* Dataset rows describing interfaces:
★ ★ ★ ★ ★ ★ ★
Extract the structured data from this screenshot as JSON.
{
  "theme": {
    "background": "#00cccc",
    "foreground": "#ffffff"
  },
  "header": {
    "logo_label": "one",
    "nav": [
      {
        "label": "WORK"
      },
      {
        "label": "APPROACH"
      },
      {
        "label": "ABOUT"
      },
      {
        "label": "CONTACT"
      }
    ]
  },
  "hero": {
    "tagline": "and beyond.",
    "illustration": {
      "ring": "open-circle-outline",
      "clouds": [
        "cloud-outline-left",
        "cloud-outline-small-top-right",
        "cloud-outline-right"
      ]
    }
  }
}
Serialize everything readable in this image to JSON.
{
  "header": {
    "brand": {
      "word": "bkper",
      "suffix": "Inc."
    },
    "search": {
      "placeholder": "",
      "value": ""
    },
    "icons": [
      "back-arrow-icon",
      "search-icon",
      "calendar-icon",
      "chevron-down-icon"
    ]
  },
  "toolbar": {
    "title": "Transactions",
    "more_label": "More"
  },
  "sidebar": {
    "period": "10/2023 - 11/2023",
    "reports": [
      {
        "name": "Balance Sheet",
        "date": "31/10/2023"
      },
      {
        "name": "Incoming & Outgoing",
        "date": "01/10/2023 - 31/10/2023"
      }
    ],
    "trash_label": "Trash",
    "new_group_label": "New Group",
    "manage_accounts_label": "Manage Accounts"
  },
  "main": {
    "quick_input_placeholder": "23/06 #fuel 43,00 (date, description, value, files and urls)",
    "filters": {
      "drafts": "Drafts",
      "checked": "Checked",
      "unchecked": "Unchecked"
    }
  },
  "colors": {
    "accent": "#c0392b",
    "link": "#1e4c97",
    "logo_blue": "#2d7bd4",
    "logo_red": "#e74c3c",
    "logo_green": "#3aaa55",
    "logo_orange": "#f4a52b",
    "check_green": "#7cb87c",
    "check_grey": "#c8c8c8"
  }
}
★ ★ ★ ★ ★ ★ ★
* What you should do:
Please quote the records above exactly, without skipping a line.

* Exercise output:
Extract the structured data from this screenshot as JSON.
{
  "theme": {
    "background": "#00cccc",
    "foreground": "#ffffff"
  },
  "header": {
    "logo_label": "one",
    "nav": [
      {
        "label": "WORK"
      },
      {
        "label": "APPROACH"
      },
      {
        "label": "ABOUT"
      },
      {
        "label": "CONTACT"
      }
    ]
  },
  "hero": {
    "tagline": "and beyond.",
    "illustration": {
      "ring": "open-circle-outline",
      "clouds": [
        "cloud-outline-left",
        "cloud-outline-small-top-right",
        "cloud-outline-right"
      ]
    }
  }
}
Serialize everything readable in this image to JSON.
{
  "header": {
    "brand": {
      "word": "bkper",
      "suffix": "Inc."
    },
    "search": {
      "placeholder": "",
      "value": ""
    },
    "icons": [
      "back-arrow-icon",
      "search-icon",
      "calendar-icon",
      "chevron-down-icon"
    ]
  },
  "toolbar": {
    "title": "Transactions",
    "more_label": "More"
  },
  "sidebar": {
    "period": "10/2023 - 11/2023",
    "reports": [
      {
        "name": "Balance Sheet",
        "date": "31/10/2023"
      },
      {
        "name": "Incoming & Outgoing",
        "date": "01/10/2023 - 31/10/2023"
      }
    ],
    "trash_label": "Trash",
    "new_group_label": "New Group",
    "manage_accounts_label": "Manage Accounts"
  },
  "main": {
    "quick_input_placeholder": "23/06 #fuel 43,00 (date, description, value, files and urls)",
    "filters": {
      "drafts": "Drafts",
      "checked": "Checked",
      "unchecked": "Unchecked"
    }
  },
  "colors": {
    "accent": "#c0392b",
    "link": "#1e4c97",
    "logo_blue": "#2d7bd4",
    "logo_red": "#e74c3c",
    "logo_green": "#3aaa55",
    "logo_orange": "#f4a52b",
    "check_green": "#7cb87c",
    "check_grey": "#c8c8c8"
  }
}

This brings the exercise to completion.